We are living in an ever more connected world but what about our animal and plant counterparts? Their natural habitat is being more and more reduced and disrupted through human activities. Nature reserve and national parks are a great way of protecting natural habitat and species. However being enclosed areas, they have the drawback of causing as well the extinction of some of the fauna and flora which can not freely move or adapt to the changes in environment and climate.
To answer this issue, wildlife corridors are been created around the world. Subways and bridges are offering a safe travel option to the wildlife in spaces chopped up by man-made boundaries such as roads, fences and other residential and industrial developments. The Netherlands, pioneer on this field, have today 600 bridges. There are today many more projects in place, discover in images wildlife corridors worldwide in this article from Candice Gaukel Andrews.
Eminent evolutionary biologist and author E. O. Wilson goes even on step further with the « Half Earth » concept. According to him, creating a network allowing wildlife to spread over 50% of the planet may be the solution to save biodiversity. In the United States some large corridors are already in place allowing wildlife to move north-south from Yellowstone to Yukon and east-west along the Western Wildway. These initiatives are the fruit from public and private cooperations.
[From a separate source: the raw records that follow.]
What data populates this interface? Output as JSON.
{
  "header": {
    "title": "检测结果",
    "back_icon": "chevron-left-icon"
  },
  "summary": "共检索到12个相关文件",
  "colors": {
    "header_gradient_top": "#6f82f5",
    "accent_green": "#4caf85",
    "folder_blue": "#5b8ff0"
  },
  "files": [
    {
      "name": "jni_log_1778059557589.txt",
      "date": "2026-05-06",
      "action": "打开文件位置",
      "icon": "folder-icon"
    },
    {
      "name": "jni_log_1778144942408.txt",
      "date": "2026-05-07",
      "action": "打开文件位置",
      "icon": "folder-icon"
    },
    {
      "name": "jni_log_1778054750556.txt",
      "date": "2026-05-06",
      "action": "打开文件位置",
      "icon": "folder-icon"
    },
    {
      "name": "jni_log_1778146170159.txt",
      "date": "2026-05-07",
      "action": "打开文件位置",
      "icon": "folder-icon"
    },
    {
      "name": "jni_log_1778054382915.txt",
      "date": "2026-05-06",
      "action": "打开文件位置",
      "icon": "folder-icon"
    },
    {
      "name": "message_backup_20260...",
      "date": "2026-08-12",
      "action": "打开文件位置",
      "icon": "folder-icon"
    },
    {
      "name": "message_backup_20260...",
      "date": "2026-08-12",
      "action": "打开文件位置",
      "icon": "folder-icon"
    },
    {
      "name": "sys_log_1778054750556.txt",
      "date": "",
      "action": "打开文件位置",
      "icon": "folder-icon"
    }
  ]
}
Want to know more? Enroll on the next summer field study about wildlife corridors in the Banff National Park, Canada.
Photo credit: Goois Natuurreservaat